decelerating forces of aerodynamic drag and rolling friction.” Ah well, real life is full of such disappointments.

If you have a physics maven on your gift list, Father’s Day is just around the corner….

I heard about this via Joey deVilla’s IndieGameDev. Mysteriously, this book is for sale online from its publisher at $44 and change but from Amazon for less than $30. I wonder what the heck the physics of that is?

Tags: Life, the universe, and everything

How to do everything, including bar karaoke moves for Japan

May 20th, 2005 · Comments Off on How to do everything, including bar karaoke moves for Japan

Kottke posted a funny parody how-to on different ways to order from restaurant menus. (To order a la Malcolm Gladwell, ” Glance quickly at the menu and order whatever catches your eye first. Spend no more than 2-3 seconds deciding or the quality of your choice (and your meal) will decline.”)

Here are a few of my own favorite how-tos from around the web, some of them very elaborate:

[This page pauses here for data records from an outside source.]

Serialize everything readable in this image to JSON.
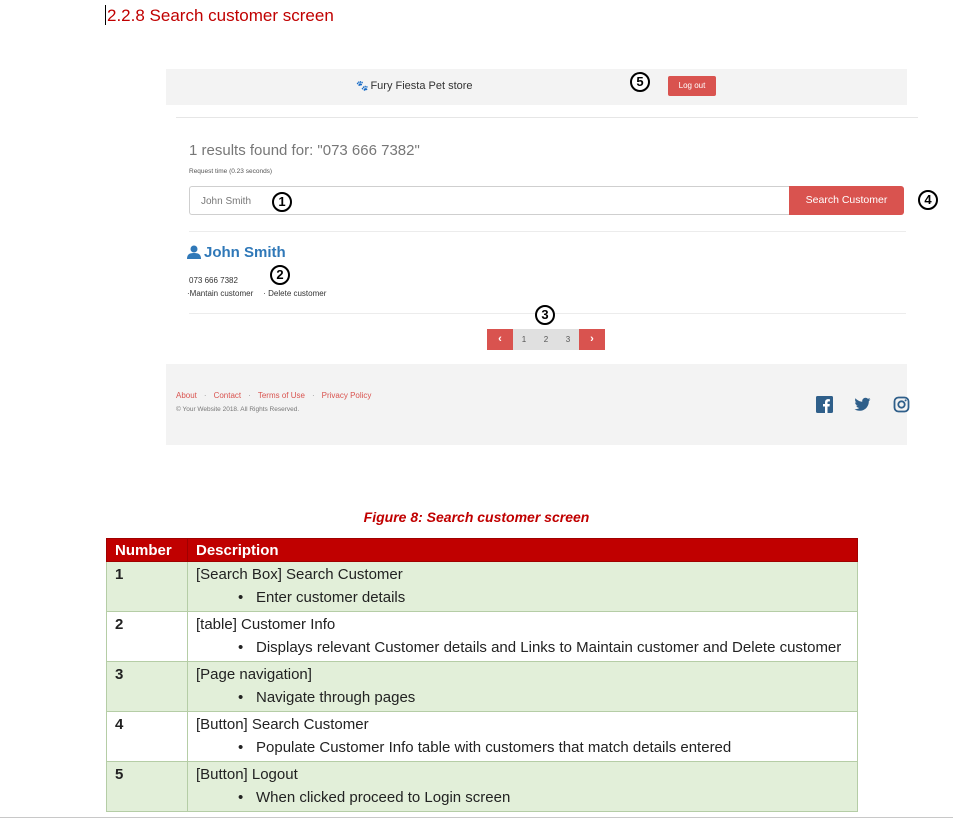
{
  "heading": "2.2.8 Search customer screen",
  "screen": {
    "brand": "Fury Fiesta Pet store",
    "logout_label": "Log out",
    "results_text": "1 results found for: \"073 666 7382\"",
    "request_time": "Request time (0.23 seconds)",
    "search_value": "John Smith",
    "search_button": "Search Customer",
    "customer": {
      "name": "John Smith",
      "phone": "073 666 7382",
      "maintain_link": "·Mantain customer",
      "delete_link": "· Delete customer"
    },
    "pager": {
      "prev": "‹",
      "pages": [
        "1",
        "2",
        "3"
      ],
      "next": "›"
    },
    "footer": {
      "links": [
        "About",
        "Contact",
        "Terms of Use",
        "Privacy Policy"
      ],
      "separator": "·",
      "copyright": "© Your Website 2018. All Rights Reserved.",
      "social_icons": [
        "facebook-icon",
        "twitter-icon",
        "instagram-icon"
      ]
    },
    "markers": [
      "1",
      "2",
      "3",
      "4",
      "5"
    ]
  },
  "caption": "Figure 8: Search customer screen",
  "table": {
    "headers": [
      "Number",
      "Description"
    ],
    "rows": [
      {
        "number": "1",
        "title": "[Search Box] Search Customer",
        "bullet": "Enter customer details"
      },
      {
        "number": "2",
        "title": "[table] Customer Info",
        "bullet": "Displays relevant Customer details and Links to Maintain customer and Delete customer"
      },
      {
        "number": "3",
        "title": "[Page navigation]",
        "bullet": "Navigate through pages"
      },
      {
        "number": "4",
        "title": "[Button] Search Customer",
        "bullet": "Populate Customer Info table with customers that match details entered"
      },
      {
        "number": "5",
        "title": "[Button] Logout",
        "bullet": "When clicked proceed to Login screen"
      }
    ]
  },
  "colors": {
    "accent_red": "#c00000",
    "button_red": "#d9534f",
    "link_blue": "#2f78b8",
    "row_green": "#e2efd9"
  }
}
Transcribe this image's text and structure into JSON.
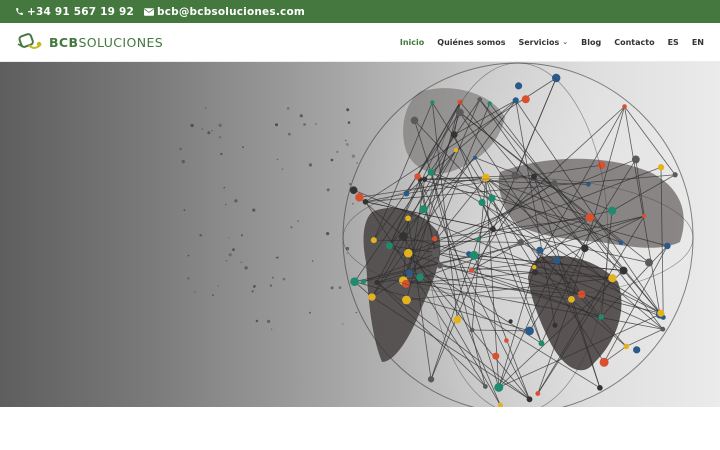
{
  "topbar": {
    "phone": "+34 91 567 19 92",
    "email": "bcb@bcbsoluciones.com",
    "phone_icon": "phone-icon",
    "email_icon": "envelope-icon",
    "background_color": "#44783f"
  },
  "logo": {
    "brand_bold": "BCB",
    "brand_light": "SOLUCIONES",
    "color": "#44783f",
    "accent_color": "#c8b820"
  },
  "nav": {
    "items": [
      {
        "label": "Inicio",
        "active": true
      },
      {
        "label": "Quiénes somos",
        "active": false
      },
      {
        "label": "Servicios",
        "active": false,
        "has_dropdown": true
      },
      {
        "label": "Blog",
        "active": false
      },
      {
        "label": "Contacto",
        "active": false
      },
      {
        "label": "ES",
        "active": false
      },
      {
        "label": "EN",
        "active": false
      }
    ],
    "dropdown_icon": "chevron-down-icon"
  },
  "hero": {
    "image": "network-globe-illustration",
    "node_colors": [
      "#1f8a6e",
      "#d9502e",
      "#e3b21f",
      "#2b5a8a",
      "#333333",
      "#5a5a5a"
    ]
  }
}
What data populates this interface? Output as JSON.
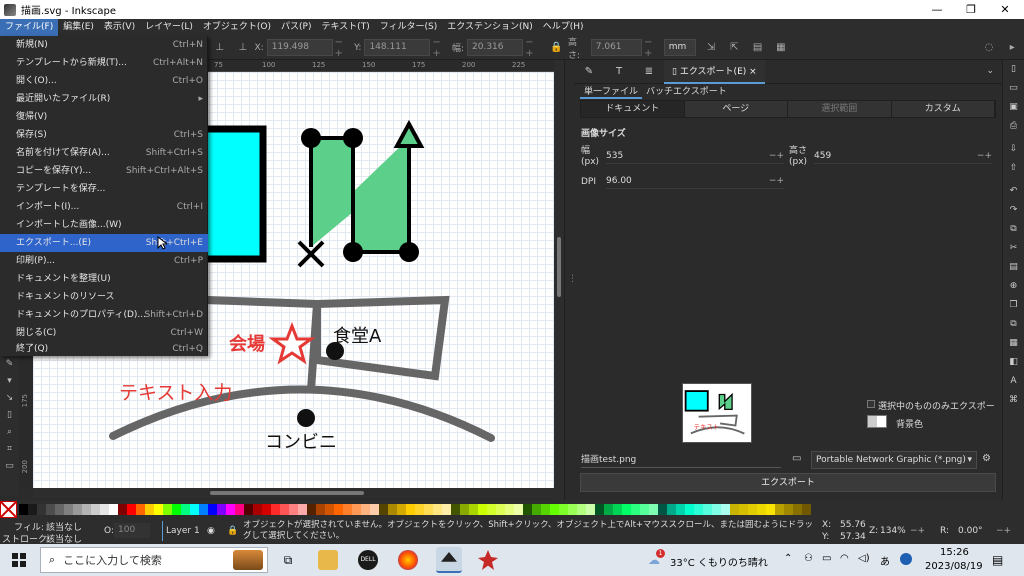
{
  "window": {
    "title": "描画.svg - Inkscape",
    "minimize": "—",
    "maximize": "❐",
    "close": "✕"
  },
  "menubar": [
    "ファイル(F)",
    "編集(E)",
    "表示(V)",
    "レイヤー(L)",
    "オブジェクト(O)",
    "パス(P)",
    "テキスト(T)",
    "フィルター(S)",
    "エクステンション(N)",
    "ヘルプ(H)"
  ],
  "toolbar": {
    "x_label": "X:",
    "x_value": "119.498",
    "y_label": "Y:",
    "y_value": "148.111",
    "w_label": "幅:",
    "w_value": "20.316",
    "h_label": "高さ:",
    "h_value": "7.061",
    "unit": "mm"
  },
  "file_menu": [
    {
      "label": "新規(N)",
      "shortcut": "Ctrl+N"
    },
    {
      "label": "テンプレートから新規(T)...",
      "shortcut": "Ctrl+Alt+N"
    },
    {
      "label": "開く(O)...",
      "shortcut": "Ctrl+O"
    },
    {
      "label": "最近開いたファイル(R)",
      "shortcut": "▸"
    },
    {
      "label": "復帰(V)",
      "shortcut": ""
    },
    {
      "label": "保存(S)",
      "shortcut": "Ctrl+S"
    },
    {
      "label": "名前を付けて保存(A)...",
      "shortcut": "Shift+Ctrl+S"
    },
    {
      "label": "コピーを保存(Y)...",
      "shortcut": "Shift+Ctrl+Alt+S"
    },
    {
      "label": "テンプレートを保存...",
      "shortcut": ""
    },
    {
      "label": "インポート(I)...",
      "shortcut": "Ctrl+I"
    },
    {
      "label": "インポートした画像...(W)",
      "shortcut": ""
    },
    {
      "label": "エクスポート...(E)",
      "shortcut": "Shift+Ctrl+E",
      "highlighted": true
    },
    {
      "label": "印刷(P)...",
      "shortcut": "Ctrl+P"
    },
    {
      "label": "ドキュメントを整理(U)",
      "shortcut": ""
    },
    {
      "label": "ドキュメントのリソース",
      "shortcut": ""
    },
    {
      "label": "ドキュメントのプロパティ(D)...",
      "shortcut": "Shift+Ctrl+D"
    },
    {
      "label": "閉じる(C)",
      "shortcut": "Ctrl+W"
    },
    {
      "label": "終了(Q)",
      "shortcut": "Ctrl+Q"
    }
  ],
  "ruler": {
    "top": [
      "75",
      "100",
      "125",
      "150",
      "175",
      "200",
      "225"
    ],
    "left": [
      "175",
      "200"
    ]
  },
  "canvas": {
    "kaijo": "会場",
    "shokudo": "食堂A",
    "text_input": "テキスト入力",
    "konbini": "コンビニ",
    "accent_red": "#e53935",
    "cyan": "#00ffff",
    "green": "#5ccf8a"
  },
  "export_panel": {
    "tab_label": "エクスポート(E)",
    "tab_close": "×",
    "subtab_single": "単一ファイル",
    "subtab_batch": "バッチエクスポート",
    "seg_document": "ドキュメント",
    "seg_page": "ページ",
    "seg_selection": "選択範囲",
    "seg_custom": "カスタム",
    "section_title": "画像サイズ",
    "width_label": "幅\n(px)",
    "width_value": "535",
    "height_label": "高さ\n(px)",
    "height_value": "459",
    "dpi_label": "DPI",
    "dpi_value": "96.00",
    "export_selected_only": "選択中のもののみエクスポート",
    "background_color": "背景色",
    "filename": "描画test.png",
    "format": "Portable Network Graphic (*.png)",
    "export_button": "エクスポート"
  },
  "statusbar": {
    "fill_label": "フィル:",
    "fill_value": "該当なし",
    "stroke_label": "ストローク:",
    "stroke_value": "該当なし",
    "opacity_label": "O:",
    "opacity_value": "100",
    "layer": "Layer 1",
    "message": "オブジェクトが選択されていません。オブジェクトをクリック、Shift+クリック、オブジェクト上でAlt+マウススクロール、または囲むようにドラッグして選択してください。",
    "x_label": "X:",
    "x_value": "55.76",
    "y_label": "Y:",
    "y_value": "57.34",
    "zoom_label": "Z:",
    "zoom_value": "134%",
    "rot_label": "R:",
    "rot_value": "0.00°"
  },
  "taskbar": {
    "search_placeholder": "ここに入力して検索",
    "weather": "33°C くもりのち晴れ",
    "weather_badge": "1",
    "time": "15:26",
    "date": "2023/08/19",
    "ime": "あ"
  }
}
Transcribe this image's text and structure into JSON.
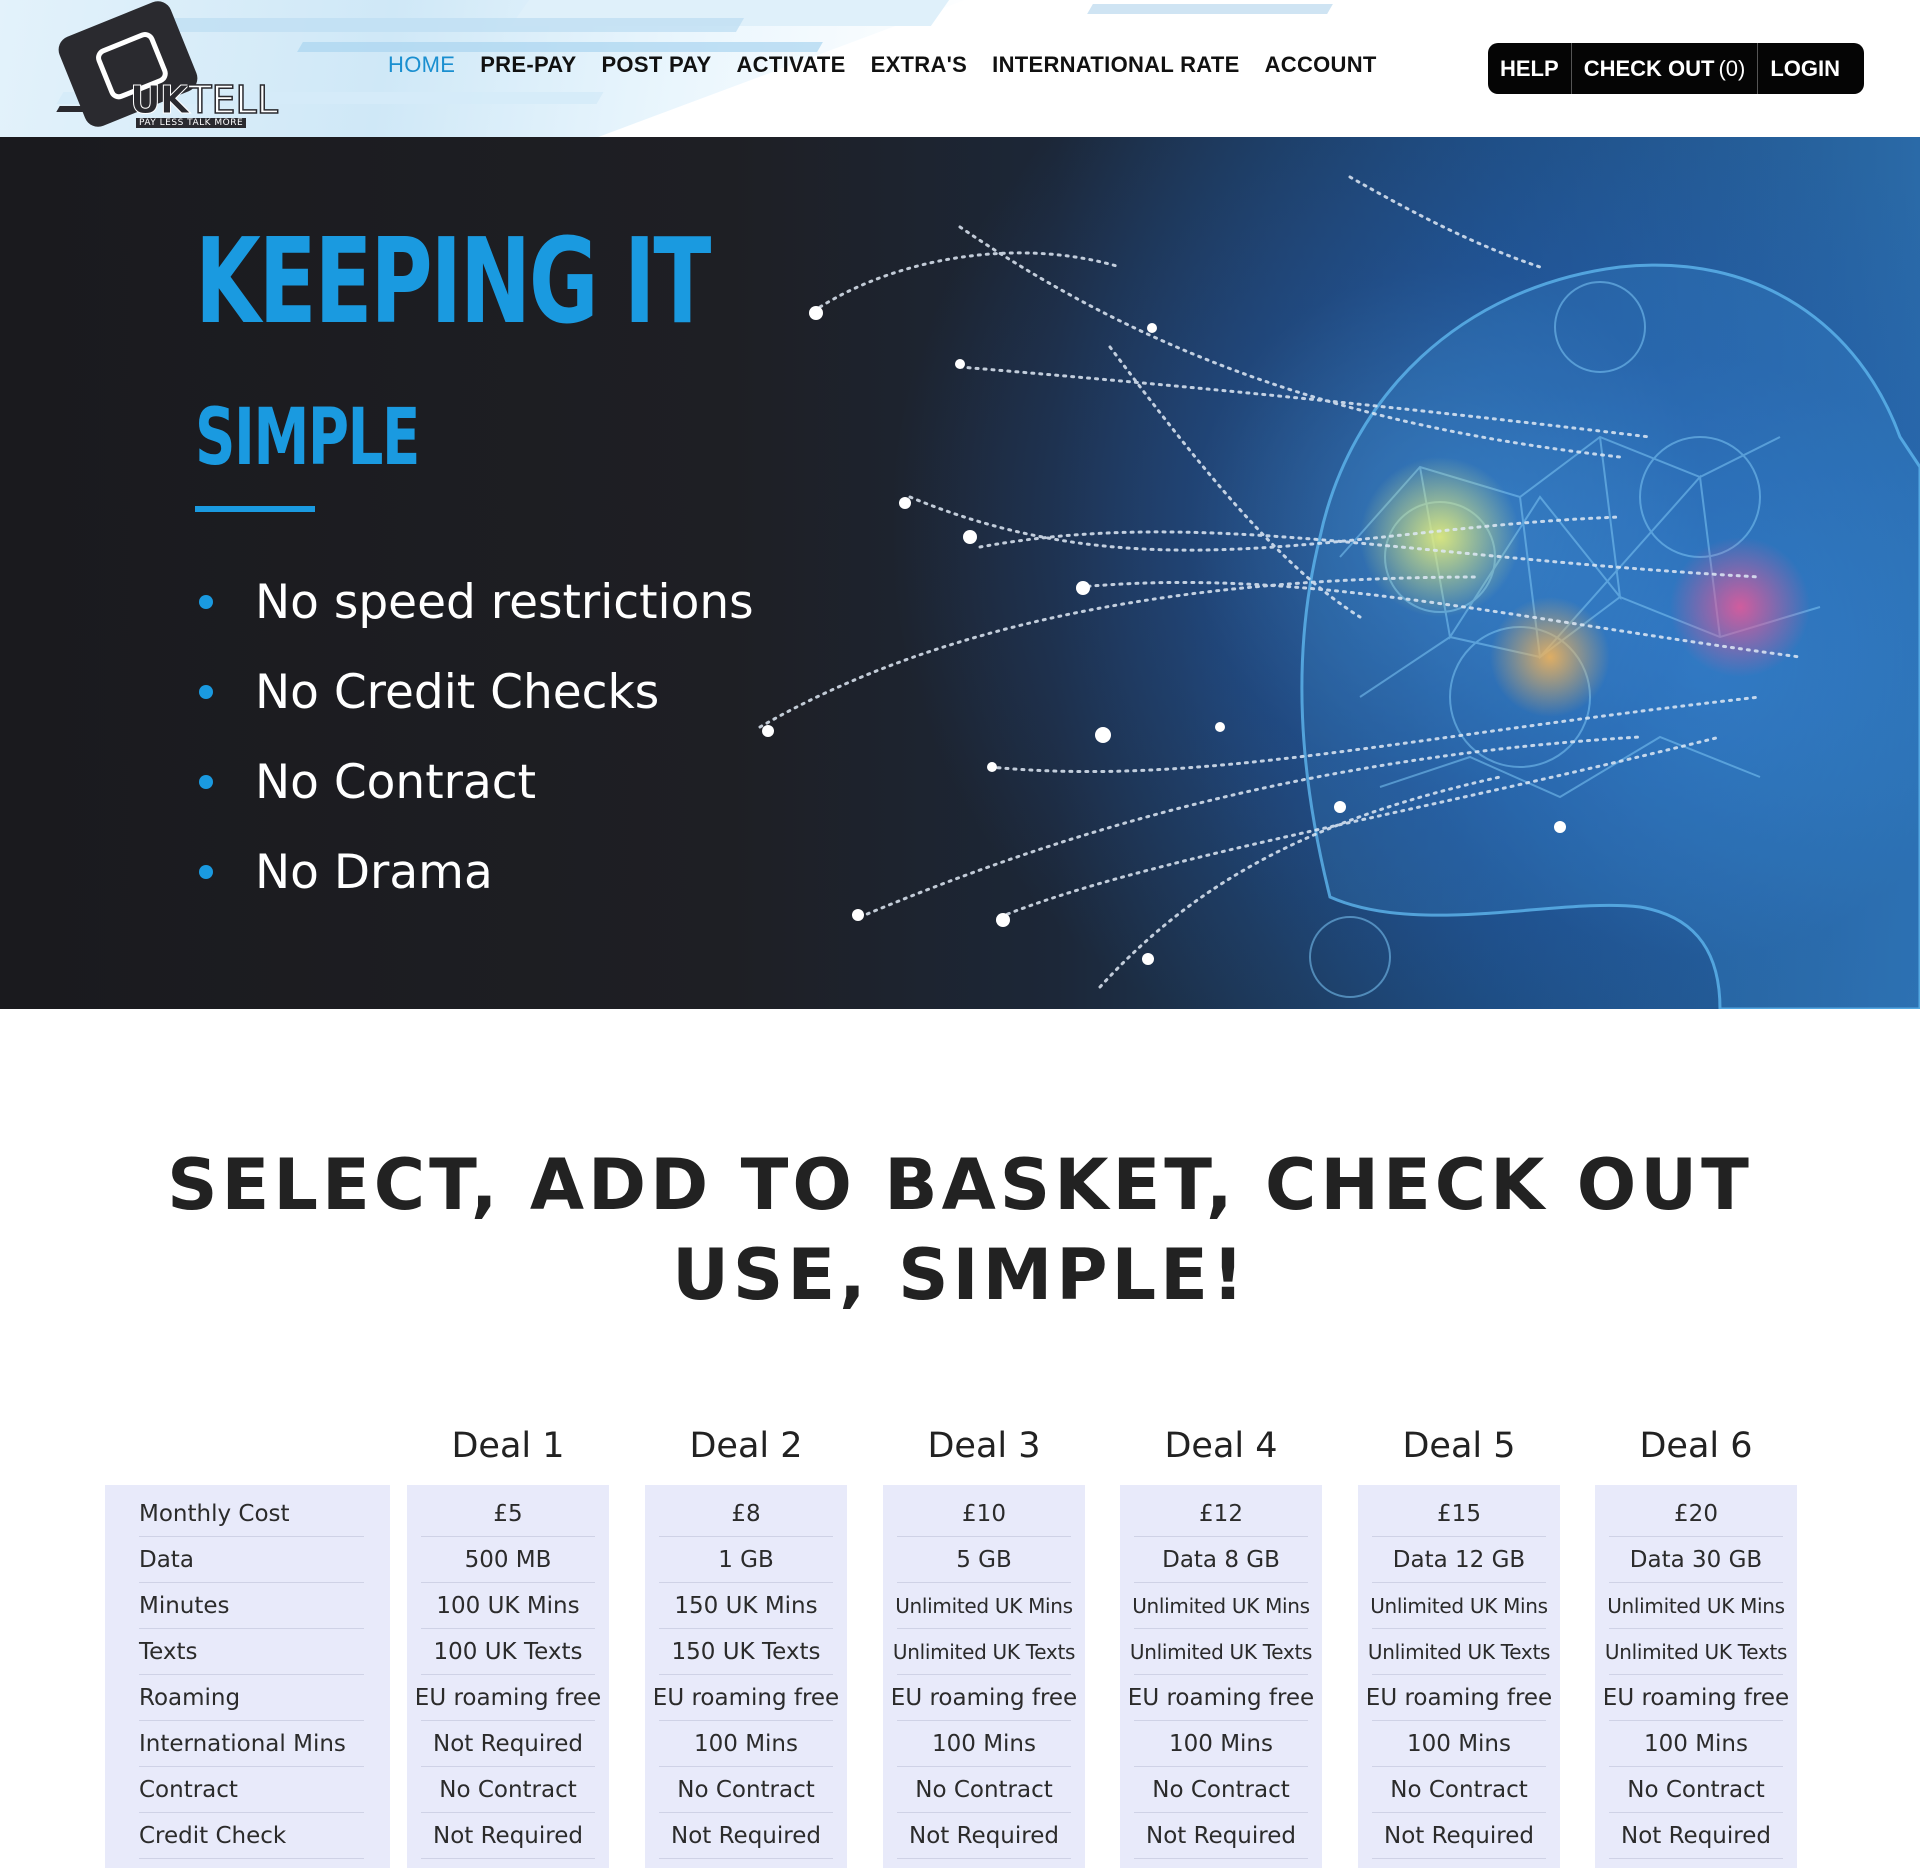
{
  "header": {
    "logo": {
      "brand_uk": "UK",
      "brand_tell": "TELL",
      "tagline": "PAY LESS TALK MORE"
    },
    "nav": [
      {
        "label": "HOME",
        "active": true
      },
      {
        "label": "PRE-PAY",
        "active": false
      },
      {
        "label": "POST PAY",
        "active": false
      },
      {
        "label": "ACTIVATE",
        "active": false
      },
      {
        "label": "EXTRA'S",
        "active": false
      },
      {
        "label": "INTERNATIONAL RATE",
        "active": false
      },
      {
        "label": "ACCOUNT",
        "active": false
      }
    ],
    "actions": {
      "help": "HELP",
      "checkout": "CHECK OUT",
      "checkout_count": "(0)",
      "login": "LOGIN"
    }
  },
  "hero": {
    "title": "KEEPING IT",
    "subtitle": "SIMPLE",
    "points": [
      "No speed restrictions",
      "No Credit Checks",
      "No Contract",
      "No Drama"
    ],
    "image_icon": "digital-head-network-illustration"
  },
  "headline": {
    "line1": "SELECT, ADD TO BASKET, CHECK OUT",
    "line2": "USE, SIMPLE!"
  },
  "pricing": {
    "row_labels": [
      "Monthly Cost",
      "Data",
      "Minutes",
      "Texts",
      "Roaming",
      "International Mins",
      "Contract",
      "Credit Check"
    ],
    "deals": [
      {
        "name": "Deal 1",
        "values": [
          "£5",
          "500 MB",
          "100 UK Mins",
          "100 UK Texts",
          "EU roaming free",
          "Not Required",
          "No Contract",
          "Not Required"
        ]
      },
      {
        "name": "Deal 2",
        "values": [
          "£8",
          "1 GB",
          "150 UK Mins",
          "150 UK Texts",
          "EU roaming free",
          "100 Mins",
          "No Contract",
          "Not Required"
        ]
      },
      {
        "name": "Deal 3",
        "values": [
          "£10",
          "5 GB",
          "Unlimited UK Mins",
          "Unlimited UK Texts",
          "EU roaming free",
          "100 Mins",
          "No Contract",
          "Not Required"
        ]
      },
      {
        "name": "Deal 4",
        "values": [
          "£12",
          "Data 8 GB",
          "Unlimited UK Mins",
          "Unlimited UK Texts",
          "EU roaming free",
          "100 Mins",
          "No Contract",
          "Not Required"
        ]
      },
      {
        "name": "Deal 5",
        "values": [
          "£15",
          "Data 12 GB",
          "Unlimited UK Mins",
          "Unlimited UK Texts",
          "EU roaming free",
          "100 Mins",
          "No Contract",
          "Not Required"
        ]
      },
      {
        "name": "Deal 6",
        "values": [
          "£20",
          "Data 30 GB",
          "Unlimited UK Mins",
          "Unlimited UK Texts",
          "EU roaming free",
          "100 Mins",
          "No Contract",
          "Not Required"
        ]
      }
    ]
  },
  "colors": {
    "accent": "#1a9ae0",
    "nav_active": "#1a8fd0",
    "hero_dark": "#1e1f24",
    "table_bg": "#e8eafa",
    "action_bar": "#050505"
  }
}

British pub etiquette
“There are strict rules of etiquette involved in attracting the attention of bar staff. The ritual procedure is best described as a sort of subtle pantomime – not the kind of children’s pantomime you see on stage at Christmas, more like an Ingmar Bergman film in which the twitch of an eyebrow speaks volumes.”
Tricks of a whole bunch of different trades
“If you have to change a light bulb where the glass is broken, you can press a potato into the metal base to unscrew the remains of the bulb from the fixture.”
How to get drunk with co-workers in Japan (multi-page with Flash movie)
“It is most important never to fill your own glass or cup. Pouring is a sign of respect or friendship…If you want to drink more but nobody pours for you, fill somebody else’s glass and he will notice.”

Tags: Life, the universe, and everything